Retype the full set of data, character for character.

Website and app data records
====================

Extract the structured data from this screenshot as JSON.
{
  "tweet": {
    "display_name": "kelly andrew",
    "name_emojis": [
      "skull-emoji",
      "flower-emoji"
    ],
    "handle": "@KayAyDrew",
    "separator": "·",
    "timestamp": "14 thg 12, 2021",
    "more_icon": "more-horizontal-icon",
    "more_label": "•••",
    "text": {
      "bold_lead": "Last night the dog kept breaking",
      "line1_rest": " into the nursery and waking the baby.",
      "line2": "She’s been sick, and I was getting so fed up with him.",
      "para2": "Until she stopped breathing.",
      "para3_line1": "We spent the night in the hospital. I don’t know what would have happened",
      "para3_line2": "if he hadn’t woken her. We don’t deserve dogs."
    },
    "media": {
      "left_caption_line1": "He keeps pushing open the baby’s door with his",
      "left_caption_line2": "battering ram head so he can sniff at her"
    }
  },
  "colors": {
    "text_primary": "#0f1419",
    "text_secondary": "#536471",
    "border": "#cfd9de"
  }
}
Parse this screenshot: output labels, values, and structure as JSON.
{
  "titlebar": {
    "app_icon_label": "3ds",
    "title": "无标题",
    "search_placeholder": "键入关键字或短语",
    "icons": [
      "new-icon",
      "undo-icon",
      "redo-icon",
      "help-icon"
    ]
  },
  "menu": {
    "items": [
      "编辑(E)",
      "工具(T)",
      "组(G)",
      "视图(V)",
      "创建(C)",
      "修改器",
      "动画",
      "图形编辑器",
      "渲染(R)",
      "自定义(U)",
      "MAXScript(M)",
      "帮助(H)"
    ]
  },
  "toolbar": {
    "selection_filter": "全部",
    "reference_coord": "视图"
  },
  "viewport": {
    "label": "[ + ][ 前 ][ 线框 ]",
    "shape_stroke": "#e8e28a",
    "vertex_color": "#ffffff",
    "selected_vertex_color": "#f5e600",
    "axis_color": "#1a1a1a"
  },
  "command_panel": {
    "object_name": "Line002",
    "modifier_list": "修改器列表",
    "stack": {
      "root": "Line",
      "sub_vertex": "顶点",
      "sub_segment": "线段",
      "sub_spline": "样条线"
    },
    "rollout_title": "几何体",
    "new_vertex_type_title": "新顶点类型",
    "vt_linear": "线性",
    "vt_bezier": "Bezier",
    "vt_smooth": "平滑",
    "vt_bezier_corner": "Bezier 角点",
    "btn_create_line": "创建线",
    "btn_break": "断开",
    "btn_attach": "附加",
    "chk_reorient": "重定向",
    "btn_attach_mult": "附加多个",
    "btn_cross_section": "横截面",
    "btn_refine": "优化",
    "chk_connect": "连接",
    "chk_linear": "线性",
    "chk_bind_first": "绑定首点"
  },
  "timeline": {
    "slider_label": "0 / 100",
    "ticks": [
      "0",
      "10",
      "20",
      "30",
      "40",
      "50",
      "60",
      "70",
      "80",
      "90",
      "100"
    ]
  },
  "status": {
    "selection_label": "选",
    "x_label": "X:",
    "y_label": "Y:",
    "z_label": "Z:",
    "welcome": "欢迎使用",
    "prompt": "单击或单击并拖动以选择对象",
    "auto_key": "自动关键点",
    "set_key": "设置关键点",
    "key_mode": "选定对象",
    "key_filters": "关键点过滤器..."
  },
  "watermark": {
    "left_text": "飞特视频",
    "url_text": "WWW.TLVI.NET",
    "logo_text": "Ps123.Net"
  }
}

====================

■ RESULT:
Extract the structured data from this screenshot as JSON.
{
  "tweet": {
    "display_name": "kelly andrew",
    "name_emojis": [
      "skull-emoji",
      "flower-emoji"
    ],
    "handle": "@KayAyDrew",
    "separator": "·",
    "timestamp": "14 thg 12, 2021",
    "more_icon": "more-horizontal-icon",
    "more_label": "•••",
    "text": {
      "bold_lead": "Last night the dog kept breaking",
      "line1_rest": " into the nursery and waking the baby.",
      "line2": "She’s been sick, and I was getting so fed up with him.",
      "para2": "Until she stopped breathing.",
      "para3_line1": "We spent the night in the hospital. I don’t know what would have happened",
      "para3_line2": "if he hadn’t woken her. We don’t deserve dogs."
    },
    "media": {
      "left_caption_line1": "He keeps pushing open the baby’s door with his",
      "left_caption_line2": "battering ram head so he can sniff at her"
    }
  },
  "colors": {
    "text_primary": "#0f1419",
    "text_secondary": "#536471",
    "border": "#cfd9de"
  }
}
Parse this screenshot: output labels, values, and structure as JSON.
{
  "titlebar": {
    "app_icon_label": "3ds",
    "title": "无标题",
    "search_placeholder": "键入关键字或短语",
    "icons": [
      "new-icon",
      "undo-icon",
      "redo-icon",
      "help-icon"
    ]
  },
  "menu": {
    "items": [
      "编辑(E)",
      "工具(T)",
      "组(G)",
      "视图(V)",
      "创建(C)",
      "修改器",
      "动画",
      "图形编辑器",
      "渲染(R)",
      "自定义(U)",
      "MAXScript(M)",
      "帮助(H)"
    ]
  },
  "toolbar": {
    "selection_filter": "全部",
    "reference_coord": "视图"
  },
  "viewport": {
    "label": "[ + ][ 前 ][ 线框 ]",
    "shape_stroke": "#e8e28a",
    "vertex_color": "#ffffff",
    "selected_vertex_color": "#f5e600",
    "axis_color": "#1a1a1a"
  },
  "command_panel": {
    "object_name": "Line002",
    "modifier_list": "修改器列表",
    "stack": {
      "root": "Line",
      "sub_vertex": "顶点",
      "sub_segment": "线段",
      "sub_spline": "样条线"
    },
    "rollout_title": "几何体",
    "new_vertex_type_title": "新顶点类型",
    "vt_linear": "线性",
    "vt_bezier": "Bezier",
    "vt_smooth": "平滑",
    "vt_bezier_corner": "Bezier 角点",
    "btn_create_line": "创建线",
    "btn_break": "断开",
    "btn_attach": "附加",
    "chk_reorient": "重定向",
    "btn_attach_mult": "附加多个",
    "btn_cross_section": "横截面",
    "btn_refine": "优化",
    "chk_connect": "连接",
    "chk_linear": "线性",
    "chk_bind_first": "绑定首点"
  },
  "timeline": {
    "slider_label": "0 / 100",
    "ticks": [
      "0",
      "10",
      "20",
      "30",
      "40",
      "50",
      "60",
      "70",
      "80",
      "90",
      "100"
    ]
  },
  "status": {
    "selection_label": "选",
    "x_label": "X:",
    "y_label": "Y:",
    "z_label": "Z:",
    "welcome": "欢迎使用",
    "prompt": "单击或单击并拖动以选择对象",
    "auto_key": "自动关键点",
    "set_key": "设置关键点",
    "key_mode": "选定对象",
    "key_filters": "关键点过滤器..."
  },
  "watermark": {
    "left_text": "飞特视频",
    "url_text": "WWW.TLVI.NET",
    "logo_text": "Ps123.Net"
  }
}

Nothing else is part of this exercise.